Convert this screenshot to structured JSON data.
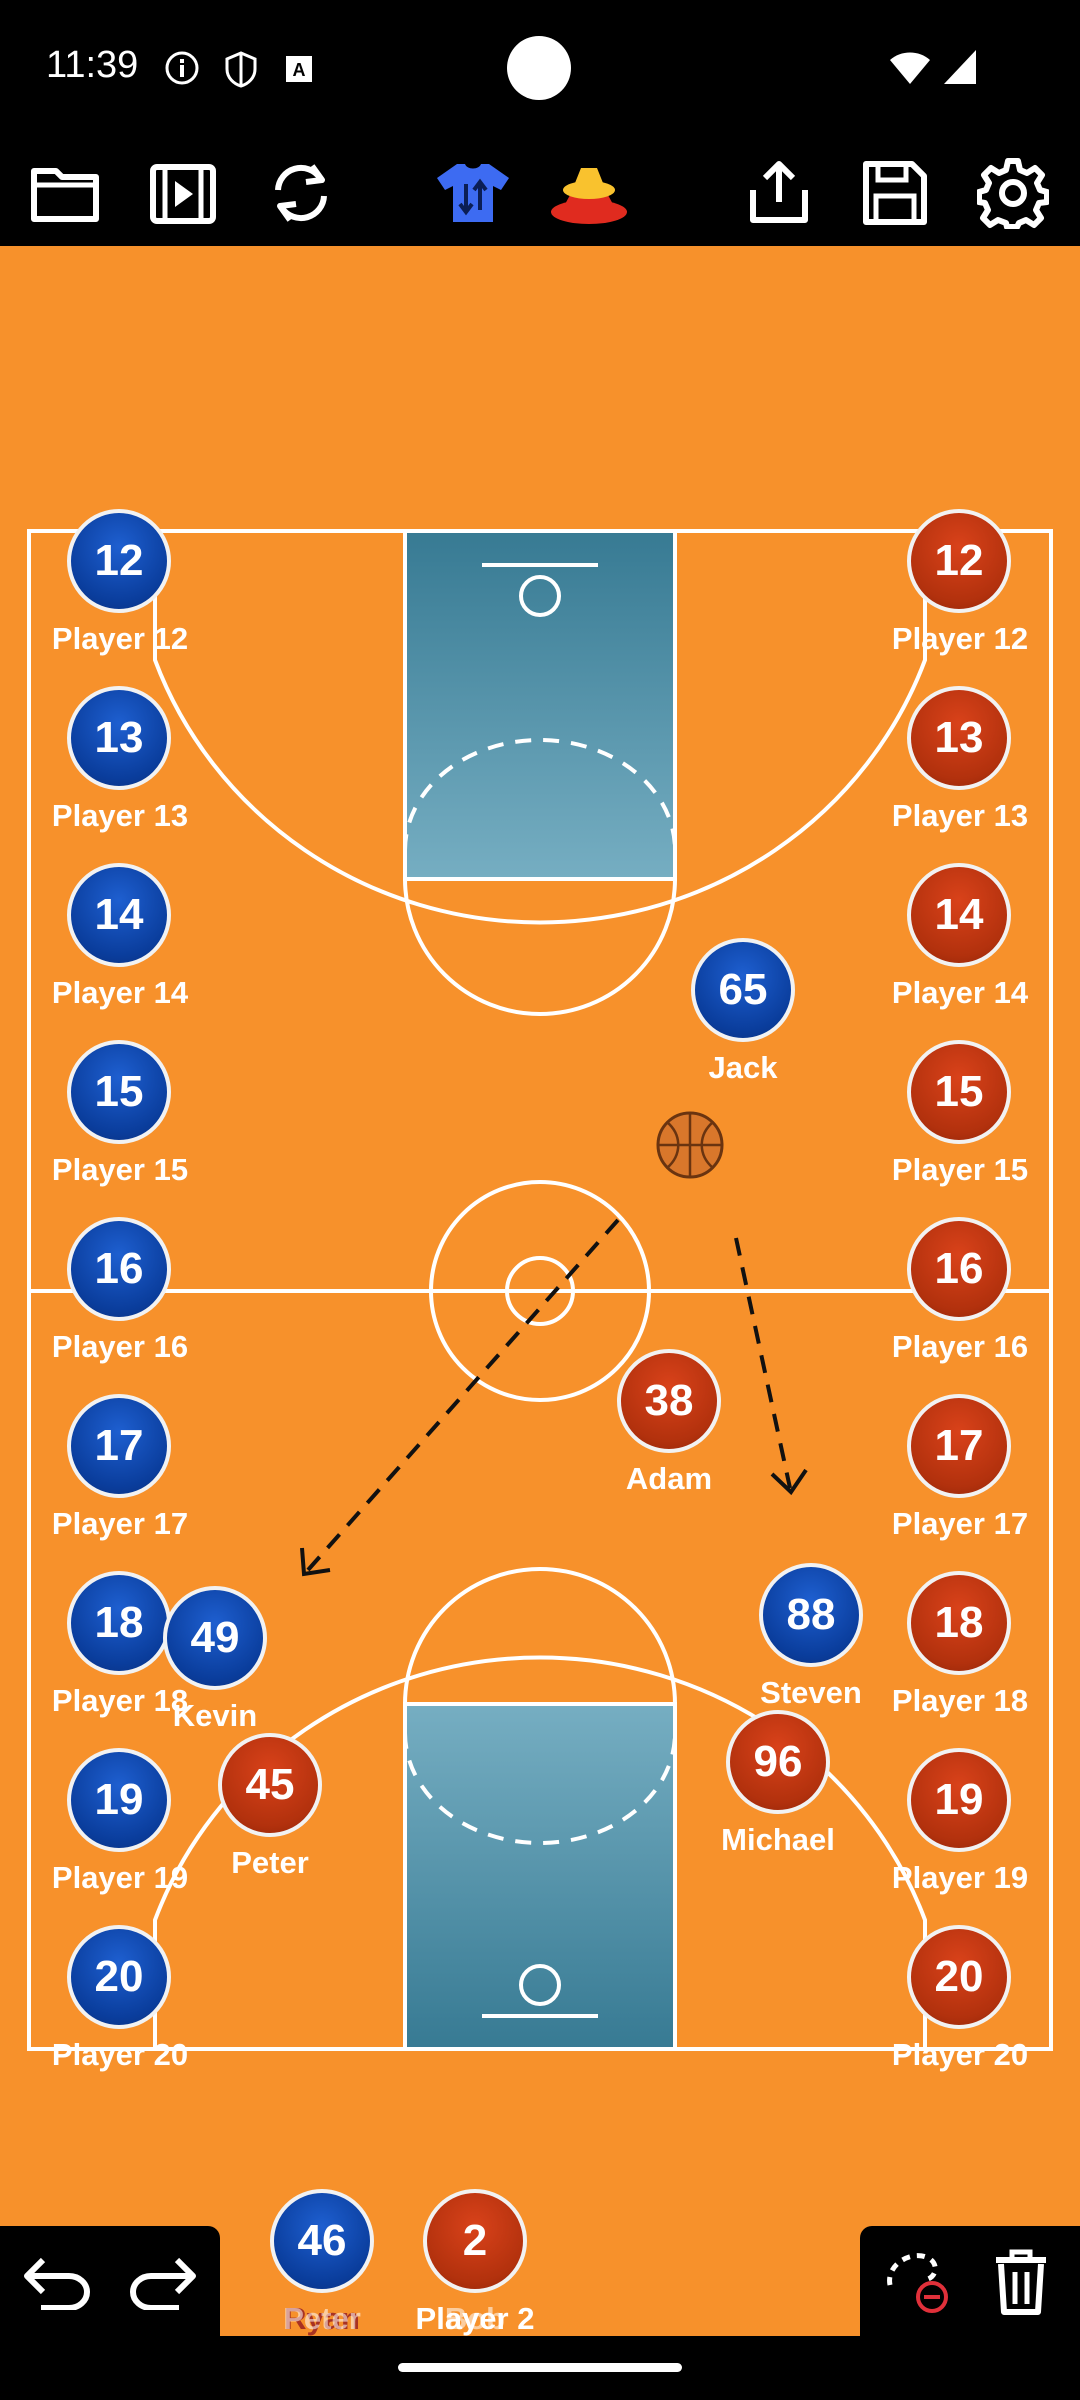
{
  "status": {
    "time": "11:39"
  },
  "toolbar": {
    "buttons": [
      "folder-icon",
      "video-icon",
      "refresh-icon",
      "jersey-swap-icon",
      "cones-icon",
      "share-icon",
      "save-icon",
      "settings-icon"
    ]
  },
  "left_bench": [
    {
      "num": "12",
      "name": "Player 12"
    },
    {
      "num": "13",
      "name": "Player 13"
    },
    {
      "num": "14",
      "name": "Player 14"
    },
    {
      "num": "15",
      "name": "Player 15"
    },
    {
      "num": "16",
      "name": "Player 16"
    },
    {
      "num": "17",
      "name": "Player 17"
    },
    {
      "num": "18",
      "name": "Player 18"
    },
    {
      "num": "19",
      "name": "Player 19"
    },
    {
      "num": "20",
      "name": "Player 20"
    }
  ],
  "right_bench": [
    {
      "num": "12",
      "name": "Player 12"
    },
    {
      "num": "13",
      "name": "Player 13"
    },
    {
      "num": "14",
      "name": "Player 14"
    },
    {
      "num": "15",
      "name": "Player 15"
    },
    {
      "num": "16",
      "name": "Player 16"
    },
    {
      "num": "17",
      "name": "Player 17"
    },
    {
      "num": "18",
      "name": "Player 18"
    },
    {
      "num": "19",
      "name": "Player 19"
    },
    {
      "num": "20",
      "name": "Player 20"
    }
  ],
  "court_players": {
    "jack": {
      "num": "65",
      "name": "Jack"
    },
    "adam": {
      "num": "38",
      "name": "Adam"
    },
    "kevin": {
      "num": "49",
      "name": "Kevin"
    },
    "peter": {
      "num": "45",
      "name": "Peter"
    },
    "steven": {
      "num": "88",
      "name": "Steven"
    },
    "michael": {
      "num": "96",
      "name": "Michael"
    }
  },
  "dock": {
    "blue": {
      "num": "46",
      "label_a": "Ryan",
      "label_b": "Peter"
    },
    "red": {
      "num": "2",
      "label_a": "Player 2",
      "label_b": "Bob"
    }
  },
  "colors": {
    "court": "#F7912B",
    "team_blue": "#0A3D9C",
    "team_red": "#B2310D",
    "paint": "#4F8FA8"
  }
}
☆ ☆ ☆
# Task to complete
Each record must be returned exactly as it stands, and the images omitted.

# Response area
Convert this screenshot to structured JSON data.
{
  "status": {
    "time": "11:39"
  },
  "toolbar": {
    "buttons": [
      "folder-icon",
      "video-icon",
      "refresh-icon",
      "jersey-swap-icon",
      "cones-icon",
      "share-icon",
      "save-icon",
      "settings-icon"
    ]
  },
  "left_bench": [
    {
      "num": "12",
      "name": "Player 12"
    },
    {
      "num": "13",
      "name": "Player 13"
    },
    {
      "num": "14",
      "name": "Player 14"
    },
    {
      "num": "15",
      "name": "Player 15"
    },
    {
      "num": "16",
      "name": "Player 16"
    },
    {
      "num": "17",
      "name": "Player 17"
    },
    {
      "num": "18",
      "name": "Player 18"
    },
    {
      "num": "19",
      "name": "Player 19"
    },
    {
      "num": "20",
      "name": "Player 20"
    }
  ],
  "right_bench": [
    {
      "num": "12",
      "name": "Player 12"
    },
    {
      "num": "13",
      "name": "Player 13"
    },
    {
      "num": "14",
      "name": "Player 14"
    },
    {
      "num": "15",
      "name": "Player 15"
    },
    {
      "num": "16",
      "name": "Player 16"
    },
    {
      "num": "17",
      "name": "Player 17"
    },
    {
      "num": "18",
      "name": "Player 18"
    },
    {
      "num": "19",
      "name": "Player 19"
    },
    {
      "num": "20",
      "name": "Player 20"
    }
  ],
  "court_players": {
    "jack": {
      "num": "65",
      "name": "Jack"
    },
    "adam": {
      "num": "38",
      "name": "Adam"
    },
    "kevin": {
      "num": "49",
      "name": "Kevin"
    },
    "peter": {
      "num": "45",
      "name": "Peter"
    },
    "steven": {
      "num": "88",
      "name": "Steven"
    },
    "michael": {
      "num": "96",
      "name": "Michael"
    }
  },
  "dock": {
    "blue": {
      "num": "46",
      "label_a": "Ryan",
      "label_b": "Peter"
    },
    "red": {
      "num": "2",
      "label_a": "Player 2",
      "label_b": "Bob"
    }
  },
  "colors": {
    "court": "#F7912B",
    "team_blue": "#0A3D9C",
    "team_red": "#B2310D",
    "paint": "#4F8FA8"
  }
}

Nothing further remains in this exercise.